It’s almost as old as the Universe, and as massive as 34 billion Suns. It eats stars for breakfast. And now it’s about to consume our own. Behold, the great and powerful black hole with the catchy name J2157.
If it came close enough to our Solar System, how fast would it destroy us? How would it all go sideways for our Sun? And how exactly would this monstrous black hole end all life on Earth?
Black holes are scary enough. They form when big stars explode in a supernova, and then collapse in on themselves. The most common black holes, the stellar ones, are only 16 km (10 mi) in diameter. But they have the mass of a star at least ten times more massive than our Sun crammed in them.
All that mass compressed into such a small diameter makes black holes extremely dense. If you came too close to a black hole’s vicinity, beyond its event horizon, its extreme gravitational pull would turn you into a spaghetti noodle.
But there are black holes so massive that they make stellar black holes look featherlight. These are called supermassive black holes. These monstrosities lurk at the centers of galaxies, and take up space roughly the size of our Solar System. But most of them don’t even get close to the size of black hole J2157.
J2157 is the fastest-growing black hole in the known Universe, and it’s the second largest one.

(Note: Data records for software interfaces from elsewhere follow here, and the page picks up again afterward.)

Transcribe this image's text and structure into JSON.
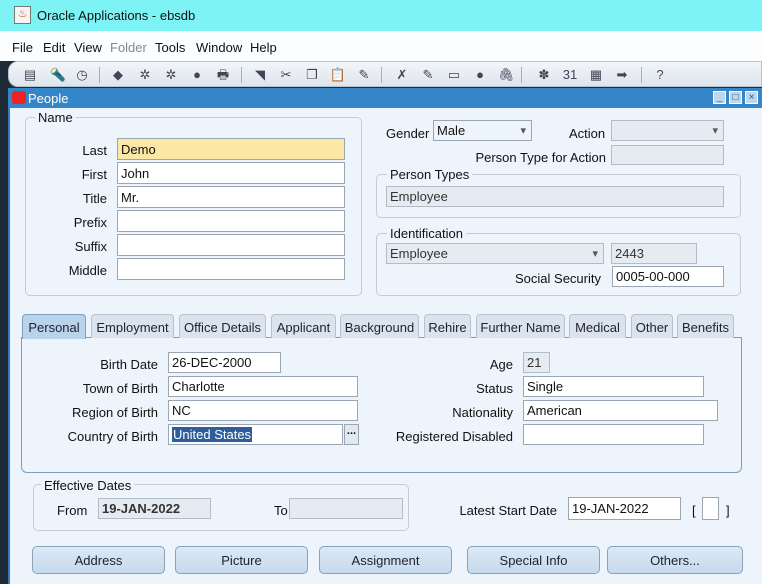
{
  "window": {
    "title": "Oracle Applications - ebsdb"
  },
  "menu": [
    "File",
    "Edit",
    "View",
    "Folder",
    "Tools",
    "Window",
    "Help"
  ],
  "toolbar_icons": [
    "new-record-icon",
    "find-icon",
    "navigator-icon",
    "save-icon",
    "next-step-icon",
    "switch-responsibility-icon",
    "print-icon",
    "close-form-icon",
    "cut-icon",
    "copy-icon",
    "paste-icon",
    "clear-record-icon",
    "delete-record-icon",
    "edit-field-icon",
    "zoom-icon",
    "translations-icon",
    "attachments-icon",
    "folder-tools-icon",
    "calendar-icon",
    "work-date-icon",
    "export-icon",
    "summary-icon",
    "help-icon"
  ],
  "form": {
    "title": "People"
  },
  "name_group": {
    "label": "Name",
    "fields": [
      {
        "label": "Last",
        "value": "Demo"
      },
      {
        "label": "First",
        "value": "John"
      },
      {
        "label": "Title",
        "value": "Mr."
      },
      {
        "label": "Prefix",
        "value": ""
      },
      {
        "label": "Suffix",
        "value": ""
      },
      {
        "label": "Middle",
        "value": ""
      }
    ]
  },
  "gender": {
    "label": "Gender",
    "value": "Male"
  },
  "action": {
    "label": "Action",
    "value": ""
  },
  "person_type_for_action": {
    "label": "Person Type for Action",
    "value": ""
  },
  "person_types": {
    "label": "Person Types",
    "value": "Employee"
  },
  "identification": {
    "label": "Identification",
    "type": "Employee",
    "number": "2443",
    "ssn_label": "Social Security",
    "ssn": "0005-00-000"
  },
  "tabs": [
    "Personal",
    "Employment",
    "Office Details",
    "Applicant",
    "Background",
    "Rehire",
    "Further Name",
    "Medical",
    "Other",
    "Benefits"
  ],
  "active_tab": "Personal",
  "personal": {
    "birth_date": {
      "label": "Birth Date",
      "value": "26-DEC-2000"
    },
    "town_of_birth": {
      "label": "Town of Birth",
      "value": "Charlotte"
    },
    "region_of_birth": {
      "label": "Region of Birth",
      "value": "NC"
    },
    "country_of_birth": {
      "label": "Country of Birth",
      "value": "United States"
    },
    "age": {
      "label": "Age",
      "value": "21"
    },
    "status": {
      "label": "Status",
      "value": "Single"
    },
    "nationality": {
      "label": "Nationality",
      "value": "American"
    },
    "registered_disabled": {
      "label": "Registered Disabled",
      "value": ""
    },
    "lov_label": "..."
  },
  "effective_dates": {
    "label": "Effective Dates",
    "from_label": "From",
    "from": "19-JAN-2022",
    "to_label": "To",
    "to": ""
  },
  "latest_start_date": {
    "label": "Latest Start Date",
    "value": "19-JAN-2022",
    "bracket_open": "[",
    "bracket_close": "]"
  },
  "buttons": [
    "Address",
    "Picture",
    "Assignment",
    "Special Info",
    "Others..."
  ]
}
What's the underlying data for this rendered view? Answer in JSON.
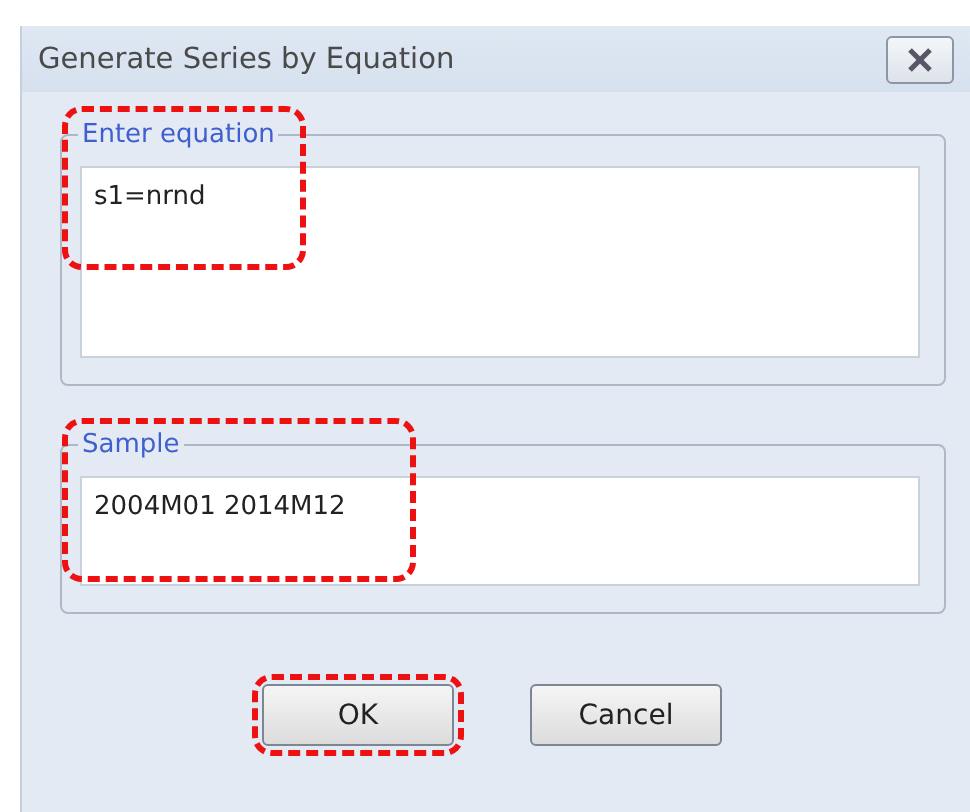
{
  "window": {
    "title": "Generate Series by Equation"
  },
  "groups": [
    {
      "legend": "Enter equation",
      "value": "s1=nrnd",
      "highlighted": true,
      "kind": "multiline"
    },
    {
      "legend": "Sample",
      "value": "2004M01 2014M12",
      "highlighted": true,
      "kind": "single"
    }
  ],
  "buttons": [
    {
      "label": "OK",
      "highlighted": true
    },
    {
      "label": "Cancel",
      "highlighted": false
    }
  ]
}
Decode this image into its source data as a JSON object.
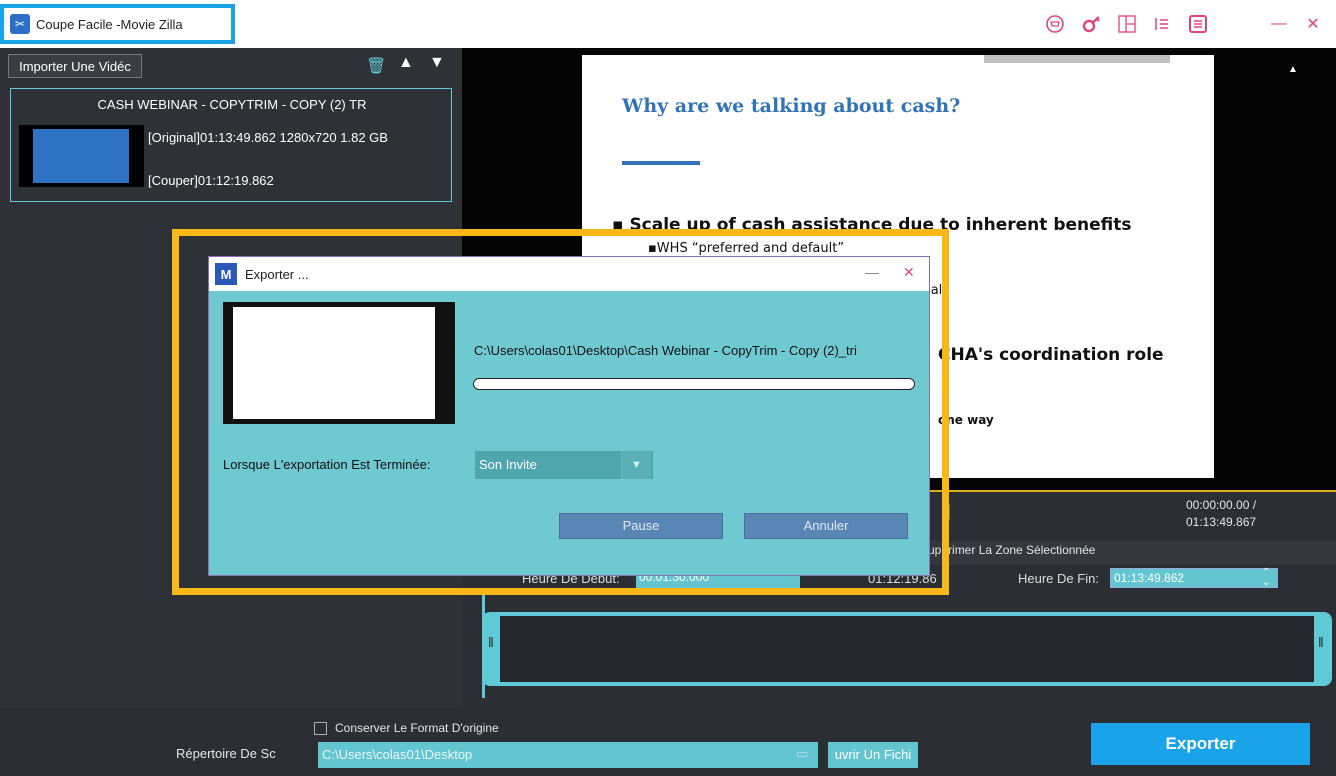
{
  "app": {
    "title": "Coupe Facile -Movie Zilla"
  },
  "toolbar": {
    "icons": [
      "cart-icon",
      "key-icon",
      "layout-icon",
      "settings-icon",
      "list-icon",
      "minimize-icon",
      "close-icon"
    ]
  },
  "left": {
    "import_label": "Importer Une Vidéc",
    "video": {
      "name": "CASH WEBINAR - COPYTRIM - COPY (2) TR",
      "original": "[Original]01:13:49.862 1280x720 1.82 GB",
      "couper": "[Couper]01:12:19.862"
    }
  },
  "preview": {
    "slide_title": "Why are we talking about cash?",
    "bullet1": "▪ Scale up of cash assistance due to inherent benefits",
    "sub1": "▪WHS “preferred and default”",
    "partial_tial": "tial",
    "partial_ocha": "CHA's coordination role",
    "partial_way": "one way"
  },
  "timeline": {
    "time_current": "00:00:00.00 /",
    "time_total": "01:13:49.867",
    "delete_zone": "Supprimer La Zone Sélectionnée",
    "start_label": "Heure De Début:",
    "start_value": "00:01:30.000",
    "duration": "01:12:19.86",
    "end_label": "Heure De Fin:",
    "end_value": "01:13:49.862"
  },
  "bottom": {
    "keep_format": "Conserver Le Format D'origine",
    "dir_label": "Répertoire De Sc",
    "dir_value": "C:\\Users\\colas01\\Desktop",
    "open_file": "uvrir Un Fichi",
    "export": "Exporter"
  },
  "dialog": {
    "title": "Exporter ...",
    "path": "C:\\Users\\colas01\\Desktop\\Cash Webinar - CopyTrim - Copy (2)_tri",
    "progress": 0,
    "when_label": "Lorsque L'exportation Est Terminée:",
    "when_value": "Son Invite",
    "pause": "Pause",
    "cancel": "Annuler"
  }
}
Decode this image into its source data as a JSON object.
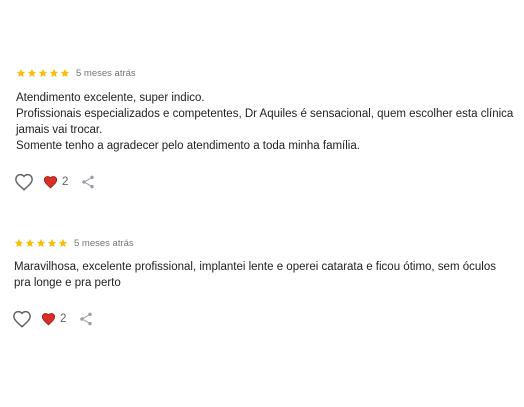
{
  "reviews": [
    {
      "rating": 5,
      "time": "5 meses atrás",
      "lines": [
        "Atendimento excelente, super indico.",
        "Profissionais especializados e competentes, Dr Aquiles é sensacional, quem escolher esta clínica jamais vai trocar.",
        "Somente tenho a agradecer pelo atendimento a toda minha família."
      ],
      "reaction_count": "2"
    },
    {
      "rating": 5,
      "time": "5 meses atrás",
      "lines": [
        "Maravilhosa, excelente profissional, implantei lente e operei catarata e ficou ótimo, sem óculos pra longe e pra perto"
      ],
      "reaction_count": "2"
    }
  ],
  "colors": {
    "star": "#fbbc04",
    "heart": "#d93025",
    "icon_outline": "#5f6368",
    "time_text": "#70757a"
  },
  "icons": [
    "star-icon",
    "like-heart-outline-icon",
    "heart-reaction-icon",
    "share-icon"
  ]
}
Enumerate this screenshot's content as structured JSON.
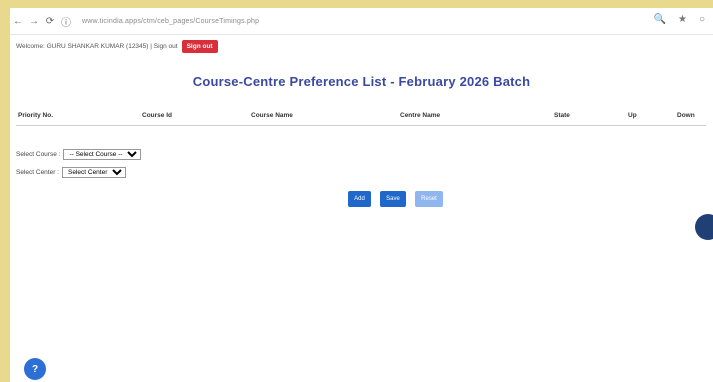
{
  "browser": {
    "url": "www.ticindia.apps/ctm/ceb_pages/CourseTimings.php",
    "nav_back": "←",
    "nav_forward": "→",
    "nav_reload": "⟳",
    "site_info": "ⓘ",
    "zoom_icon": "🔍",
    "extension_icon": "★",
    "profile_icon": "○"
  },
  "header": {
    "welcome_text": "Welcome: GURU SHANKAR KUMAR (12345) | Sign out",
    "signout_label": "Sign out"
  },
  "page": {
    "title": "Course-Centre Preference List - February 2026 Batch"
  },
  "table": {
    "columns": [
      "Priority No.",
      "Course Id",
      "Course Name",
      "Centre Name",
      "State",
      "Up",
      "Down"
    ]
  },
  "form": {
    "course_label": "Select Course :",
    "course_selected": "-- Select Course --",
    "centre_label": "Select Center :",
    "centre_selected": "Select Center"
  },
  "buttons": {
    "add": "Add",
    "save": "Save",
    "reset": "Reset"
  },
  "fab": {
    "help": "?"
  },
  "colors": {
    "background": "#e9d98f",
    "title": "#3a4aa0",
    "signout": "#d92f3a",
    "button_primary": "#1f67c9",
    "button_disabled": "#8fb6ef"
  }
}
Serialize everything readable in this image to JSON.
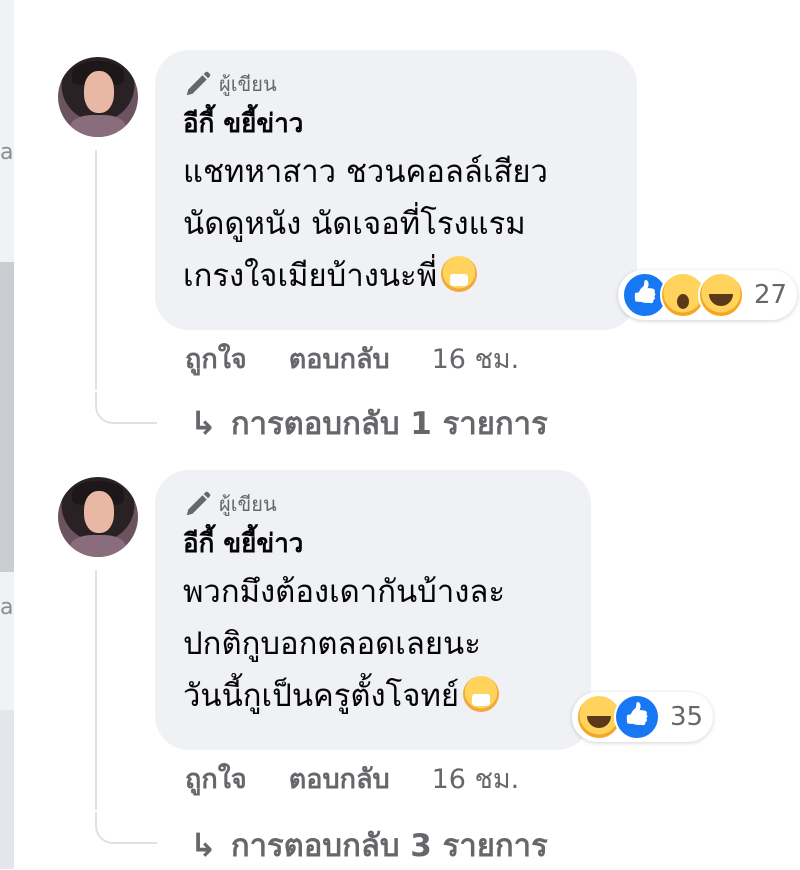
{
  "colors": {
    "bubble": "#eff1f5",
    "secondary_text": "#65676b",
    "primary_text": "#050505",
    "like_blue": "#1877f2",
    "emoji_yellow": "#ffd35c"
  },
  "edge": {
    "letters": [
      "a",
      "a"
    ]
  },
  "comments": [
    {
      "author_badge": "ผู้เขียน",
      "author_icon": "pen-icon",
      "author_name": "อีกี้ ขยี้ข่าว",
      "text": "แชทหาสาว ชวนคอลล์เสียว\nนัดดูหนัง นัดเจอที่โรงแรม\nเกรงใจเมียบ้างนะพี่",
      "inline_emoji": "face-with-hand-over-mouth-emoji",
      "reactions": [
        "like",
        "wow",
        "haha"
      ],
      "reaction_count": "27",
      "like_label": "ถูกใจ",
      "reply_label": "ตอบกลับ",
      "time": "16 ชม.",
      "view_replies": "การตอบกลับ 1 รายการ"
    },
    {
      "author_badge": "ผู้เขียน",
      "author_icon": "pen-icon",
      "author_name": "อีกี้ ขยี้ข่าว",
      "text": "พวกมึงต้องเดากันบ้างละ\nปกติกูบอกตลอดเลยนะ\nวันนี้กูเป็นครูตั้งโจทย์",
      "inline_emoji": "face-with-hand-over-mouth-emoji",
      "reactions": [
        "haha",
        "like"
      ],
      "reaction_count": "35",
      "like_label": "ถูกใจ",
      "reply_label": "ตอบกลับ",
      "time": "16 ชม.",
      "view_replies": "การตอบกลับ 3 รายการ"
    }
  ]
}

Its event horizon has a radius of 670 astronomical units, which is comparable with the distance between the Sun and Neptune multiplied by 22.
If that’s not scary enough, J2157 holds the title of the hungriest black hole we know of. To stay in good shape, it gobbles up matter at a rate of about one Sun per day. Now, take this monstrosity and bring it closer to our Solar System. You can imagine how that would play out.
If J2157 could replace the supermassive black hole that sits at the center of our Milky Way galaxy, to us on Earth, it would look ten times brighter than the full Moon. That’s because of its incredibly large accretion disk, the matter the black hole collected on its way to us.
And because it always needs to be the center of attention, the monstrous black hole would outshine most of the stars in the sky. If a black hole under 100 million masses of our Sun entered our Solar System, it wouldn’t swallow the Sun in one go. It would gradually start pulling matter from our star, until all that’s left of it would be a cloud of gas.
In that case, you might expect lethal amounts of cosmic radiation headed toward the Earth. But that’s not how J2157 likes to deal with things.
A black hole of that size and mass would devour the Sun in a moment. But losing the Sun would be the least of our problems.
Our planet could be torn apart by the tidal forces from the black hole consuming our Sun. Or, it could be bombarded with an unthinkable amount of cosmic radiation. Or, it would disappear into the black hole’s event horizon, along with the rest of the Solar System.
Either way, you wouldn’t get out of this alive. But no matter how big and scary J2157 is, remember that it sits at a safe distance of 12.5 billion light-years away from us. I’d say we’re pretty safe here.
- “Hungriest of black holes among the most massive in the universe”. 2020. phys.org.
- “There’s A Black Hole With 34 Billion Times The Mass Of The Sun, Eating Roughly A Star Every Day – Universe Today”. 2020. Universe Today.
- “A Thirty-Four Billion Solar Mass Black Hole In SMSS J2157–3602, The Most Luminous Known Quasar”. Monthly Notices Of The Royal Astronomical Society 496 (2): 2309-2314. doi:10.1093/mnras/staa1635.
- “Discovery Of The Most Ultra-Luminous QSO Using GAIA, Skymapper, And WISE”. Wolf, Christian, Fuyan Bian, Christopher A. Onken, Brian P. Schmidt, Patrick Tisserand, Noura Alonzi, Wei Jeat Hon, and John L. Tonry. 2018. Publications Of The Astronomical Society Of Australia 35. doi:10.1017/pasa.2018.22.
- “What Exactly Is A Black Hole Event Horizon (And What Happens There)?”. Choi, Charles. 2019. space.com.
- “Singularities – Black Holes And Wormholes – The Physics Of The Universe”. 2020. physicsoftheuniverse.com.
- “Stellar Black Holes”. 2013. www.cfa.harvard.edu.